The Hyde Amendment Violates Reproductive Justice and Discriminates Against Poor Women and Women Of Color
Reproductive justice requires that all women and girls have the power and resources to make decisions about their bodies, lives, families, and communities.
Since 1976, the Hyde Amendment has violated these human rights by forbidding public funding of abortion - and thus, effectively denying the right to abortion to thousands and thousands of poor women. Because of the Hyde Amendment, women across the U.S. struggle to raise money to cover the cost of abortion. They often sacrifice food and other necessities and delay paying rent and utilities. Too often, they can't raise enough money and they are unable to obtain an abortion.
In 1973, after Roe v. Wade, low-income women who received health care through Medicaid were covered for abortions.
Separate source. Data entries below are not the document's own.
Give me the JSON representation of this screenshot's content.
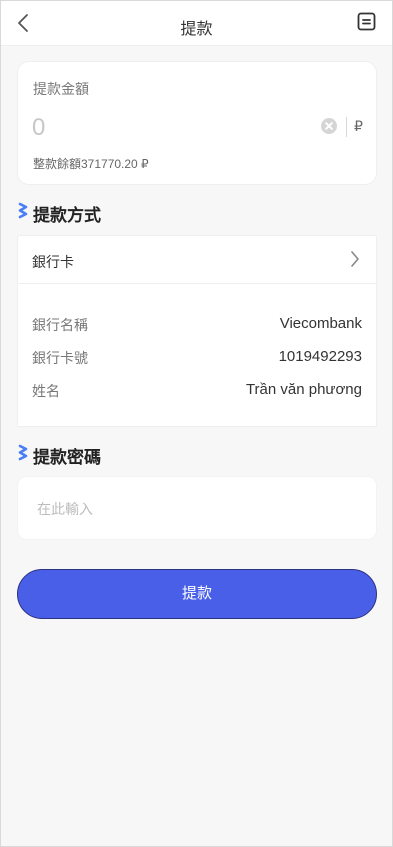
{
  "header": {
    "title": "提款",
    "back_icon": "chevron-left-icon",
    "record_icon": "document-icon"
  },
  "amount": {
    "label": "提款金額",
    "placeholder": "0",
    "currency": "₽",
    "balance_text": "整款餘額371770.20 ₽"
  },
  "method_section": {
    "title": "提款方式"
  },
  "method": {
    "selected": "銀行卡",
    "rows": [
      {
        "label": "銀行名稱",
        "value": "Viecombank"
      },
      {
        "label": "銀行卡號",
        "value": "1019492293"
      },
      {
        "label": "姓名",
        "value": "Trần văn phương"
      }
    ]
  },
  "password_section": {
    "title": "提款密碼",
    "placeholder": "在此輸入"
  },
  "submit": {
    "label": "提款"
  },
  "colors": {
    "accent": "#4a5fe7",
    "section_icon": "#4a7ef5",
    "background": "#f7f7f8"
  }
}
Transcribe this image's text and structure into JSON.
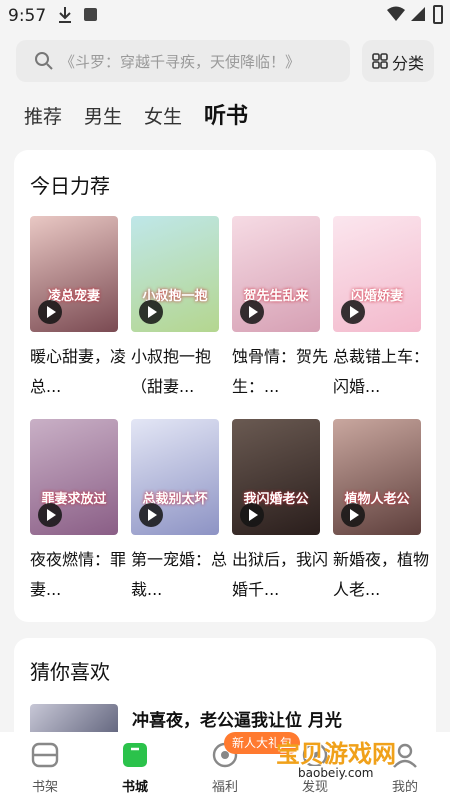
{
  "status_bar": {
    "time": "9:57"
  },
  "search": {
    "placeholder": "《斗罗：穿越千寻疾，天使降临！》"
  },
  "category_button": {
    "label": "分类"
  },
  "tabs": [
    {
      "label": "推荐",
      "active": false
    },
    {
      "label": "男生",
      "active": false
    },
    {
      "label": "女生",
      "active": false
    },
    {
      "label": "听书",
      "active": true
    }
  ],
  "recommend": {
    "title": "今日力荐",
    "books": [
      {
        "title": "暖心甜妻，凌总...",
        "cover_text": "凌总宠妻"
      },
      {
        "title": "小叔抱一抱（甜妻...",
        "cover_text": "小叔抱一抱"
      },
      {
        "title": "蚀骨情：贺先生：...",
        "cover_text": "贺先生乱来"
      },
      {
        "title": "总裁错上车：闪婚...",
        "cover_text": "闪婚娇妻"
      },
      {
        "title": "夜夜燃情：罪妻...",
        "cover_text": "罪妻求放过"
      },
      {
        "title": "第一宠婚：总裁...",
        "cover_text": "总裁别太坏"
      },
      {
        "title": "出狱后，我闪婚千...",
        "cover_text": "我闪婚老公"
      },
      {
        "title": "新婚夜，植物人老...",
        "cover_text": "植物人老公"
      }
    ]
  },
  "guess": {
    "title": "猜你喜欢",
    "first_item_title": "冲喜夜，老公逼我让位 月光"
  },
  "bottom_nav": [
    {
      "label": "书架",
      "icon": "bookshelf-icon",
      "active": false
    },
    {
      "label": "书城",
      "icon": "bookstore-icon",
      "active": true
    },
    {
      "label": "福利",
      "icon": "gift-icon",
      "active": false
    },
    {
      "label": "发现",
      "icon": "discover-icon",
      "active": false
    },
    {
      "label": "我的",
      "icon": "profile-icon",
      "active": false
    }
  ],
  "promo_badge": "新人大礼包",
  "watermark": {
    "text": "宝贝游戏网",
    "url": "baobeiy.com"
  },
  "colors": {
    "accent": "#2bc24b",
    "promo": "#ff7a2f",
    "background": "#f4f4f4"
  }
}
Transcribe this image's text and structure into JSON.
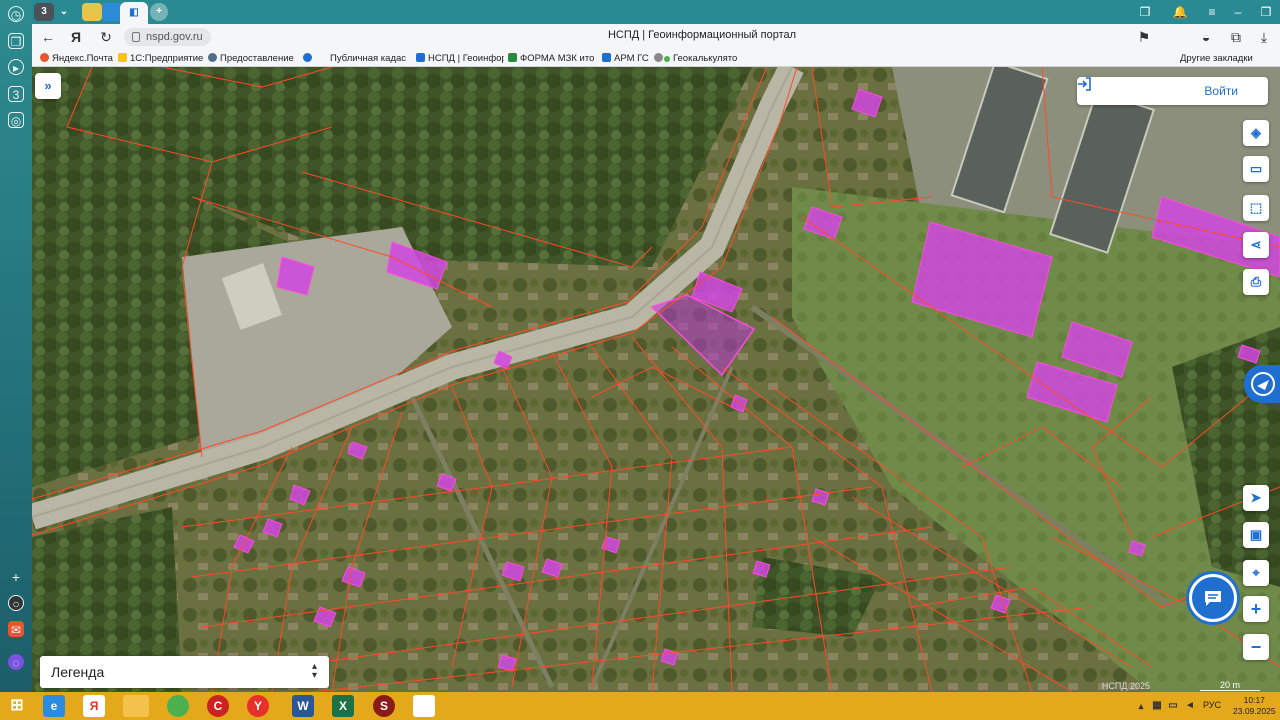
{
  "browser": {
    "url": "nspd.gov.ru",
    "title": "НСПД | Геоинформационный портал",
    "bookmarks": [
      {
        "label": "Яндекс.Почта",
        "color": "#e8542b"
      },
      {
        "label": "1С:Предприятие",
        "color": "#f6c21c"
      },
      {
        "label": "Предоставление",
        "color": "#4f6d8a"
      },
      {
        "label": "Публичная кадас",
        "color": "#1f6fd0"
      },
      {
        "label": "НСПД | Геоинфор",
        "color": "#1f6fd0"
      },
      {
        "label": "ФОРМА МЗК ито",
        "color": "#2a8a3a"
      },
      {
        "label": "АРМ ГС",
        "color": "#1f6fd0"
      },
      {
        "label": "Геокалькулято",
        "color": "#4caf50"
      }
    ],
    "other_bookmarks": "Другие закладки"
  },
  "map": {
    "login_label": "Войти",
    "legend_label": "Легенда",
    "attribution": "НСПД 2025",
    "scale_label": "20 m",
    "accent_color": "#1f6fd0",
    "parcel_color": "#ff4a2a",
    "building_color": "#d046e0",
    "tools": [
      "layers-icon",
      "ruler-icon",
      "select-area-icon",
      "share-icon",
      "print-icon"
    ],
    "nav_tools": [
      "locate-icon",
      "pip-icon",
      "geo-search-icon",
      "zoom-in-icon",
      "zoom-out-icon"
    ]
  },
  "taskbar": {
    "lang": "РУС",
    "time": "10:17",
    "date": "23.09.2025"
  }
}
Federal Medicaid paid for almost half of all abortions performed in the United States (270,000 abortions out of a total of 615,800 performed). But just three years later, Congress passed the Hyde Amendment, which banned Medicaid coverage of abortion. Since that time, federal Medicaid has covered virtually no abortions.
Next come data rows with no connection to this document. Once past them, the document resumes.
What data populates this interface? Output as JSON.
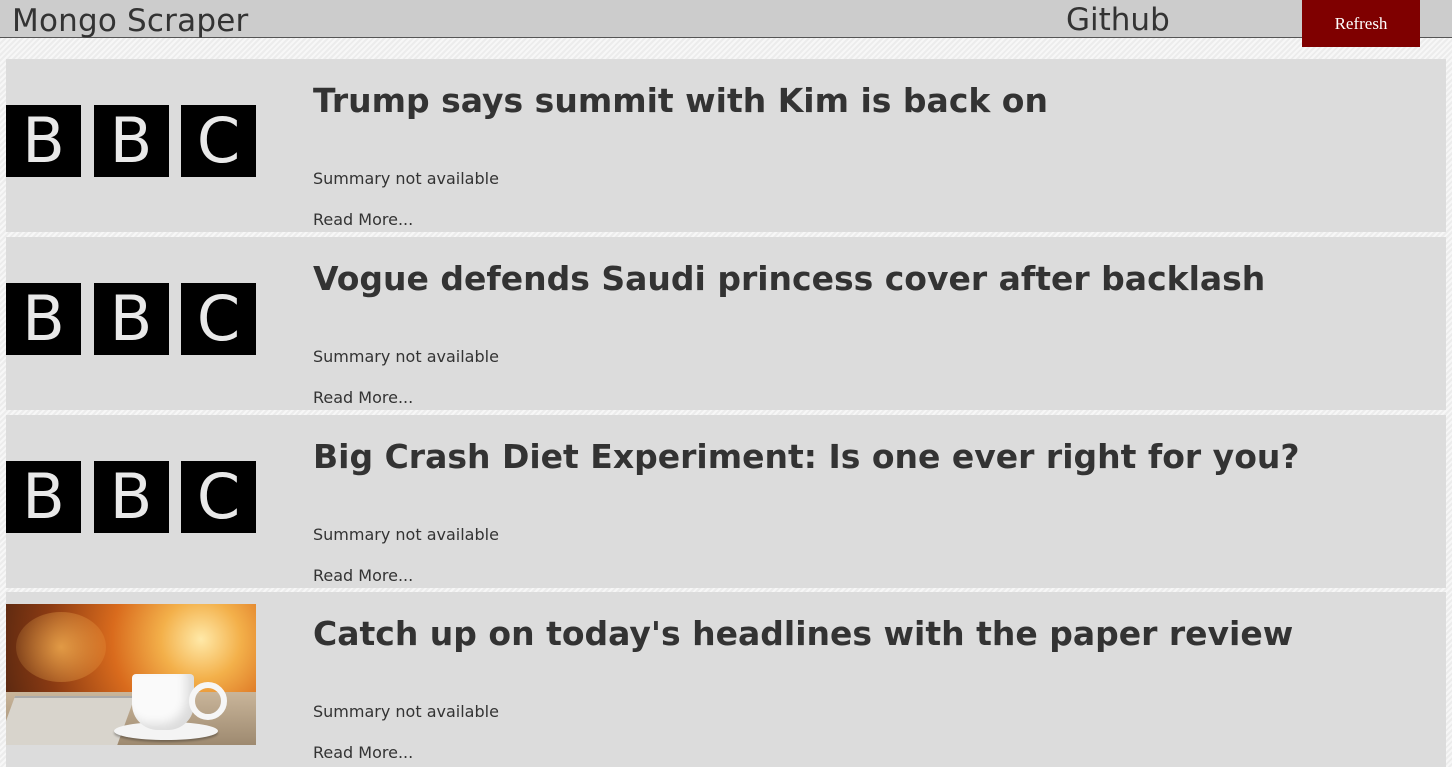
{
  "navbar": {
    "brand": "Mongo Scraper",
    "github_label": "Github",
    "refresh_label": "Refresh",
    "refresh_color": "#7f0000"
  },
  "bbc_logo_letters": [
    "B",
    "B",
    "C"
  ],
  "articles": [
    {
      "image": "bbc-logo",
      "title": "Trump says summit with Kim is back on",
      "summary": "Summary not available",
      "read_more": "Read More..."
    },
    {
      "image": "bbc-logo",
      "title": "Vogue defends Saudi princess cover after backlash",
      "summary": "Summary not available",
      "read_more": "Read More..."
    },
    {
      "image": "bbc-logo",
      "title": "Big Crash Diet Experiment: Is one ever right for you?",
      "summary": "Summary not available",
      "read_more": "Read More..."
    },
    {
      "image": "coffee-newspaper-photo",
      "title": "Catch up on today's headlines with the paper review",
      "summary": "Summary not available",
      "read_more": "Read More..."
    }
  ]
}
As Supreme Court Justice Thurgood Marshall noted in 1980, in his dissent to the Court's decision upholding the Hyde Amendment, "[F]or women eligible for Medicaid - poor women - denial of a Medicaid-funded abortion is equivalent to denial of legal abortion altogether. By definition, these women do not have the money to pay for an abortion themselves."
Most states have also banned state Medicaid funding for abortion, and Congress has severely restricted abortion funding in virtually every federal program, including health programs for military personnel and their families, disabled women, federal prisoners, and women receiving care from Indian Health Services. For the more than 12 million women who depend on Medicaid and other federal programs, the impact of the Hyde Amendment and state funding bans is staggering. It is estimated that as many as one in three low-income women who would have an abortion if it were covered by Medicaid are instead compelled to continue the pregnancy.
Because of racialized poverty in the U.S., women of color disproportionately rely on public sources of health care; so the denial of Medicaid funding impacts these women most heavily. The fight to restore Medicaid coverage is an important matter of racial justice, as well as economic justice and women's rights.
The National Network of Abortion Funds, an association of 109 grassroots groups that help low-income women to pay for abortions, has joined with allies nationwide to launch the Hyde - 30 Years is Enough! Campaign. The campaign is fighting for expanded public funding of abortion on the state level, repeal of the Hyde Amendment, adequate support for low-income women to care for their children and families with dignity, and social justice for all. The Hyde - 30 Years is Enough! Coalition includes groups working on reproductive rights, health care access, prisoner rights, LGBTQ rights, labor rights, social justice and human rights. Participating organizations and campaign activities across the U.S. are at www.hyde30years.nnaf.org.